### Exercise brief
What you hand back must match the records word for word, with no pictures.
--
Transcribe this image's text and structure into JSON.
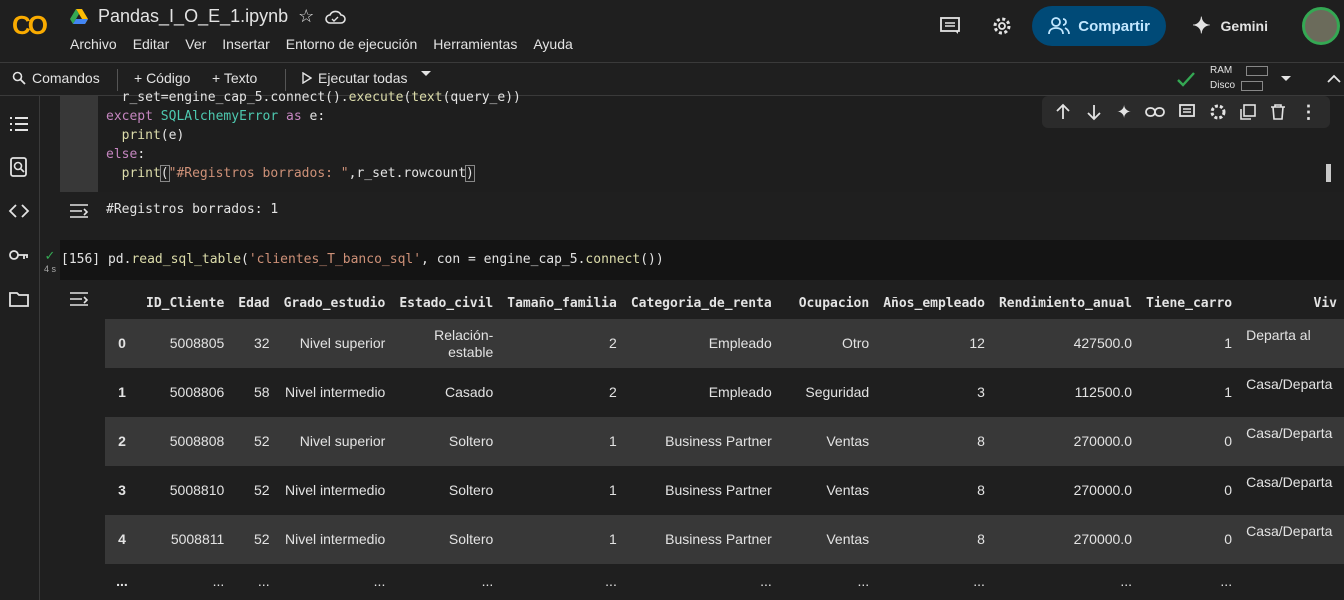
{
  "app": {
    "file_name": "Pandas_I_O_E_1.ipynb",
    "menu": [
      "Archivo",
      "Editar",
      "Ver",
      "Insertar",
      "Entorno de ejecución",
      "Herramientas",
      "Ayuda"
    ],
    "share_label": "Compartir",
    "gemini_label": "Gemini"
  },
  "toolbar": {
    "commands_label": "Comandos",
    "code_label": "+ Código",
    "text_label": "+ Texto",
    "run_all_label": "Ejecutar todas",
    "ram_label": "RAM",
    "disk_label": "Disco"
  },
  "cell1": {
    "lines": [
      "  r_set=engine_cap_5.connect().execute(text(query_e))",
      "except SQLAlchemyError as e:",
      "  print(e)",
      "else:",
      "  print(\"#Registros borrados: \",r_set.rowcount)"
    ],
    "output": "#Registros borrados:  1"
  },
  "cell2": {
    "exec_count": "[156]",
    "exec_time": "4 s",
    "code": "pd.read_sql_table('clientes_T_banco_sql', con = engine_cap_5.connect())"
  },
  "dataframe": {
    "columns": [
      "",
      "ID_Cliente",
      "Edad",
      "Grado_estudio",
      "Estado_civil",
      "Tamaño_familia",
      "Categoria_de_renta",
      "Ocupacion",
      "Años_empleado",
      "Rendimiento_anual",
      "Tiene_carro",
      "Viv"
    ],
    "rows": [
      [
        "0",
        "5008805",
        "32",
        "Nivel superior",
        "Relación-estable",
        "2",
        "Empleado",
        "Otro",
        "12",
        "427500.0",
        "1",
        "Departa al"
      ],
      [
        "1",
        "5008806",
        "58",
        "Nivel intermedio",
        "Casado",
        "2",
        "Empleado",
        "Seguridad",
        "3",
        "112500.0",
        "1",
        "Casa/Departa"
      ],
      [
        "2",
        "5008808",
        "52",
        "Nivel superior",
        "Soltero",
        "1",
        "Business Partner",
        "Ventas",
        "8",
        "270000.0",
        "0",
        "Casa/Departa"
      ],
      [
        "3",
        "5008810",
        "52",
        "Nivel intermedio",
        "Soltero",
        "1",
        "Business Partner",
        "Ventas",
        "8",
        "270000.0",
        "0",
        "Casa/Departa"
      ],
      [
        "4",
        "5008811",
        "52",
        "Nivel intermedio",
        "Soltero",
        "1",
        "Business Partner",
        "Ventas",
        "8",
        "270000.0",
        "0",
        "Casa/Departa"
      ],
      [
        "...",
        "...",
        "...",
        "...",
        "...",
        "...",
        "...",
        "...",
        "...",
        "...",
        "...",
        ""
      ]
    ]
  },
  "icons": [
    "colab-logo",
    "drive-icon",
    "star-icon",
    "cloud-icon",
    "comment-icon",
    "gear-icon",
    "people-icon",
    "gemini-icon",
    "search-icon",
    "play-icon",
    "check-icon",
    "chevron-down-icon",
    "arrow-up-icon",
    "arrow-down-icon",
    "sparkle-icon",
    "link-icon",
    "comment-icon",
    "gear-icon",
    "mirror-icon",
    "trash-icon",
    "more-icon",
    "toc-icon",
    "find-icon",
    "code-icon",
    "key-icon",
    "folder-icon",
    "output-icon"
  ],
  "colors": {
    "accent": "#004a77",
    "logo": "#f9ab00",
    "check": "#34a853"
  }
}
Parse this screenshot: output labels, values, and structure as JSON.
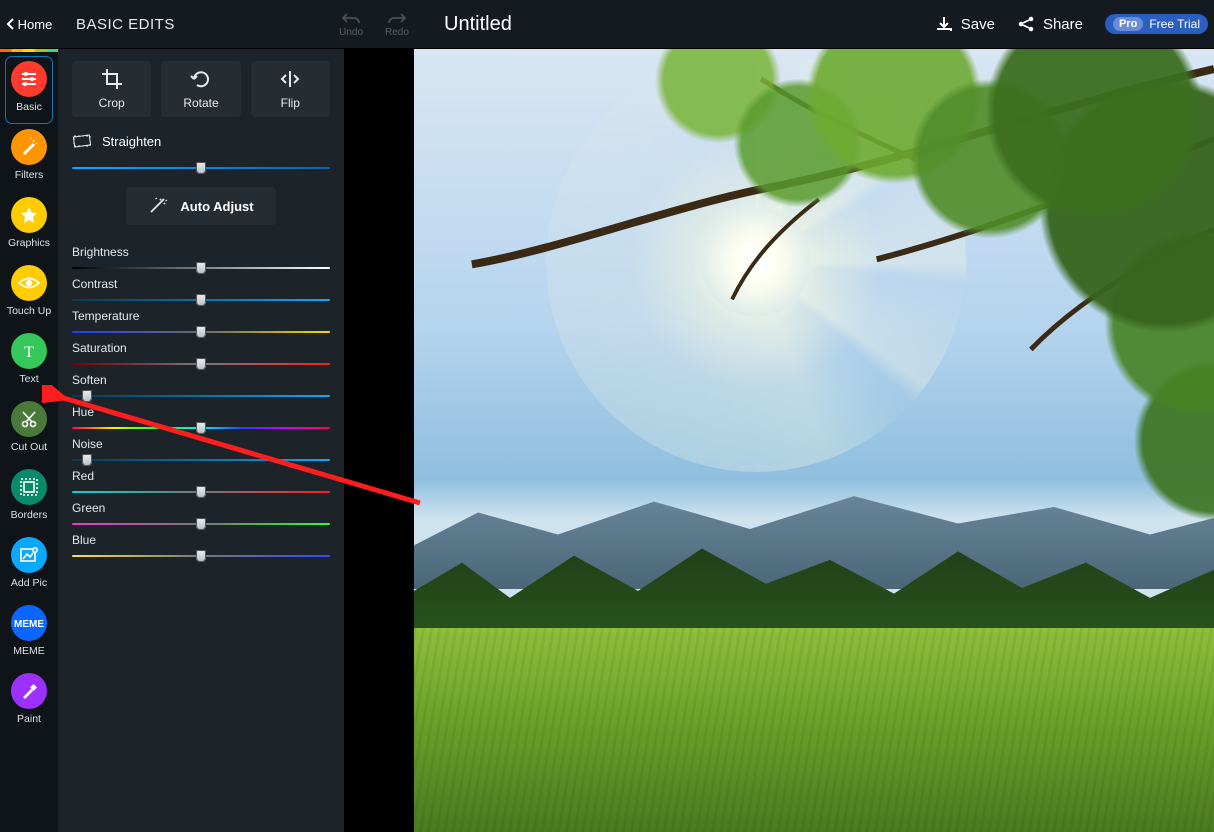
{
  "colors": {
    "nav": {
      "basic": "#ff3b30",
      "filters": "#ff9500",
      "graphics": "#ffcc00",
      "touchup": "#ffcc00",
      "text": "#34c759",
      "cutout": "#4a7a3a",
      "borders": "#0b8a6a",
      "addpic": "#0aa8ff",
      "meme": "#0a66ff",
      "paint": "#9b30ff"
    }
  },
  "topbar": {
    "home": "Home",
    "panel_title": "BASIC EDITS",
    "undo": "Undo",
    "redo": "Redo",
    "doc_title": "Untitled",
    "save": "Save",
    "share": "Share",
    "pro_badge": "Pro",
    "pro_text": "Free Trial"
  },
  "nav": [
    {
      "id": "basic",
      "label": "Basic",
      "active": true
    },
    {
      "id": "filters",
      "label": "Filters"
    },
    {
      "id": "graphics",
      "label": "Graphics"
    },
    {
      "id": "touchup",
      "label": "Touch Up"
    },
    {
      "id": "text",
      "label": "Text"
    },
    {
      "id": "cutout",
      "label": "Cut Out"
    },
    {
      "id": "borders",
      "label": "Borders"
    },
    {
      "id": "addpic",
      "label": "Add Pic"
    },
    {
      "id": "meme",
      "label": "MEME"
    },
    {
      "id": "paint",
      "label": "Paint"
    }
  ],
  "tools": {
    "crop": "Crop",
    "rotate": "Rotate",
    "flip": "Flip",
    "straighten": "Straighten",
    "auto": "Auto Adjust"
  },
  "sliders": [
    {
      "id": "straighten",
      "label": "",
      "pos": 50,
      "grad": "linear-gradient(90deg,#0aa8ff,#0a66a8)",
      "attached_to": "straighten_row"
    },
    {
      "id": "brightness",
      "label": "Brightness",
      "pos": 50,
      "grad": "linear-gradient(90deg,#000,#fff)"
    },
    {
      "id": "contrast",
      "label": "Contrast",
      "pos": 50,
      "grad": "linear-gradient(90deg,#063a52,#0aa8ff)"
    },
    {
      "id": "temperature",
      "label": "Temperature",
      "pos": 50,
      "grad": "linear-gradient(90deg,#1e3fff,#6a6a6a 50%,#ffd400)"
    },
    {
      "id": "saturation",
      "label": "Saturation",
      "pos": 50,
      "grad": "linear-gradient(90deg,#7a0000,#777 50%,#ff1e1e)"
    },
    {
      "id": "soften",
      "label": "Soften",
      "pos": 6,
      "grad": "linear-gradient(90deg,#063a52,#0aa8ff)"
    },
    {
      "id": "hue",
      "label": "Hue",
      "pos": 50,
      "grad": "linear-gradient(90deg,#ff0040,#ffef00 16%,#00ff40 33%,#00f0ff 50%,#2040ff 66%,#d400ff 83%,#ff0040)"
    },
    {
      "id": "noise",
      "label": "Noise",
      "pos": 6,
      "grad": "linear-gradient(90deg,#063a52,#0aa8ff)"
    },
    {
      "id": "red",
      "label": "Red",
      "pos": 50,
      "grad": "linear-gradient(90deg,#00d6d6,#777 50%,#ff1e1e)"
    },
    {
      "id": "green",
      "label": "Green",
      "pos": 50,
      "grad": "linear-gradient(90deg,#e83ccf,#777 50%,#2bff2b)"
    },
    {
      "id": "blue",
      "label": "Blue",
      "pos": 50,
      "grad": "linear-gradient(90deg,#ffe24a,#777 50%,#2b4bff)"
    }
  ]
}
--
### Answer space
Transcribe this image's text and structure into JSON.
{
  "app": {
    "file_name": "Pandas_I_O_E_1.ipynb",
    "menu": [
      "Archivo",
      "Editar",
      "Ver",
      "Insertar",
      "Entorno de ejecución",
      "Herramientas",
      "Ayuda"
    ],
    "share_label": "Compartir",
    "gemini_label": "Gemini"
  },
  "toolbar": {
    "commands_label": "Comandos",
    "code_label": "+ Código",
    "text_label": "+ Texto",
    "run_all_label": "Ejecutar todas",
    "ram_label": "RAM",
    "disk_label": "Disco"
  },
  "cell1": {
    "lines": [
      "  r_set=engine_cap_5.connect().execute(text(query_e))",
      "except SQLAlchemyError as e:",
      "  print(e)",
      "else:",
      "  print(\"#Registros borrados: \",r_set.rowcount)"
    ],
    "output": "#Registros borrados:  1"
  },
  "cell2": {
    "exec_count": "[156]",
    "exec_time": "4 s",
    "code": "pd.read_sql_table('clientes_T_banco_sql', con = engine_cap_5.connect())"
  },
  "dataframe": {
    "columns": [
      "",
      "ID_Cliente",
      "Edad",
      "Grado_estudio",
      "Estado_civil",
      "Tamaño_familia",
      "Categoria_de_renta",
      "Ocupacion",
      "Años_empleado",
      "Rendimiento_anual",
      "Tiene_carro",
      "Viv"
    ],
    "rows": [
      [
        "0",
        "5008805",
        "32",
        "Nivel superior",
        "Relación-estable",
        "2",
        "Empleado",
        "Otro",
        "12",
        "427500.0",
        "1",
        "Departa al"
      ],
      [
        "1",
        "5008806",
        "58",
        "Nivel intermedio",
        "Casado",
        "2",
        "Empleado",
        "Seguridad",
        "3",
        "112500.0",
        "1",
        "Casa/Departa"
      ],
      [
        "2",
        "5008808",
        "52",
        "Nivel superior",
        "Soltero",
        "1",
        "Business Partner",
        "Ventas",
        "8",
        "270000.0",
        "0",
        "Casa/Departa"
      ],
      [
        "3",
        "5008810",
        "52",
        "Nivel intermedio",
        "Soltero",
        "1",
        "Business Partner",
        "Ventas",
        "8",
        "270000.0",
        "0",
        "Casa/Departa"
      ],
      [
        "4",
        "5008811",
        "52",
        "Nivel intermedio",
        "Soltero",
        "1",
        "Business Partner",
        "Ventas",
        "8",
        "270000.0",
        "0",
        "Casa/Departa"
      ],
      [
        "...",
        "...",
        "...",
        "...",
        "...",
        "...",
        "...",
        "...",
        "...",
        "...",
        "...",
        ""
      ]
    ]
  },
  "icons": [
    "colab-logo",
    "drive-icon",
    "star-icon",
    "cloud-icon",
    "comment-icon",
    "gear-icon",
    "people-icon",
    "gemini-icon",
    "search-icon",
    "play-icon",
    "check-icon",
    "chevron-down-icon",
    "arrow-up-icon",
    "arrow-down-icon",
    "sparkle-icon",
    "link-icon",
    "comment-icon",
    "gear-icon",
    "mirror-icon",
    "trash-icon",
    "more-icon",
    "toc-icon",
    "find-icon",
    "code-icon",
    "key-icon",
    "folder-icon",
    "output-icon"
  ],
  "colors": {
    "accent": "#004a77",
    "logo": "#f9ab00",
    "check": "#34a853"
  }
}
Parse this screenshot: output labels, values, and structure as JSON.
{
  "colors": {
    "nav": {
      "basic": "#ff3b30",
      "filters": "#ff9500",
      "graphics": "#ffcc00",
      "touchup": "#ffcc00",
      "text": "#34c759",
      "cutout": "#4a7a3a",
      "borders": "#0b8a6a",
      "addpic": "#0aa8ff",
      "meme": "#0a66ff",
      "paint": "#9b30ff"
    }
  },
  "topbar": {
    "home": "Home",
    "panel_title": "BASIC EDITS",
    "undo": "Undo",
    "redo": "Redo",
    "doc_title": "Untitled",
    "save": "Save",
    "share": "Share",
    "pro_badge": "Pro",
    "pro_text": "Free Trial"
  },
  "nav": [
    {
      "id": "basic",
      "label": "Basic",
      "active": true
    },
    {
      "id": "filters",
      "label": "Filters"
    },
    {
      "id": "graphics",
      "label": "Graphics"
    },
    {
      "id": "touchup",
      "label": "Touch Up"
    },
    {
      "id": "text",
      "label": "Text"
    },
    {
      "id": "cutout",
      "label": "Cut Out"
    },
    {
      "id": "borders",
      "label": "Borders"
    },
    {
      "id": "addpic",
      "label": "Add Pic"
    },
    {
      "id": "meme",
      "label": "MEME"
    },
    {
      "id": "paint",
      "label": "Paint"
    }
  ],
  "tools": {
    "crop": "Crop",
    "rotate": "Rotate",
    "flip": "Flip",
    "straighten": "Straighten",
    "auto": "Auto Adjust"
  },
  "sliders": [
    {
      "id": "straighten",
      "label": "",
      "pos": 50,
      "grad": "linear-gradient(90deg,#0aa8ff,#0a66a8)",
      "attached_to": "straighten_row"
    },
    {
      "id": "brightness",
      "label": "Brightness",
      "pos": 50,
      "grad": "linear-gradient(90deg,#000,#fff)"
    },
    {
      "id": "contrast",
      "label": "Contrast",
      "pos": 50,
      "grad": "linear-gradient(90deg,#063a52,#0aa8ff)"
    },
    {
      "id": "temperature",
      "label": "Temperature",
      "pos": 50,
      "grad": "linear-gradient(90deg,#1e3fff,#6a6a6a 50%,#ffd400)"
    },
    {
      "id": "saturation",
      "label": "Saturation",
      "pos": 50,
      "grad": "linear-gradient(90deg,#7a0000,#777 50%,#ff1e1e)"
    },
    {
      "id": "soften",
      "label": "Soften",
      "pos": 6,
      "grad": "linear-gradient(90deg,#063a52,#0aa8ff)"
    },
    {
      "id": "hue",
      "label": "Hue",
      "pos": 50,
      "grad": "linear-gradient(90deg,#ff0040,#ffef00 16%,#00ff40 33%,#00f0ff 50%,#2040ff 66%,#d400ff 83%,#ff0040)"
    },
    {
      "id": "noise",
      "label": "Noise",
      "pos": 6,
      "grad": "linear-gradient(90deg,#063a52,#0aa8ff)"
    },
    {
      "id": "red",
      "label": "Red",
      "pos": 50,
      "grad": "linear-gradient(90deg,#00d6d6,#777 50%,#ff1e1e)"
    },
    {
      "id": "green",
      "label": "Green",
      "pos": 50,
      "grad": "linear-gradient(90deg,#e83ccf,#777 50%,#2bff2b)"
    },
    {
      "id": "blue",
      "label": "Blue",
      "pos": 50,
      "grad": "linear-gradient(90deg,#ffe24a,#777 50%,#2b4bff)"
    }
  ]
}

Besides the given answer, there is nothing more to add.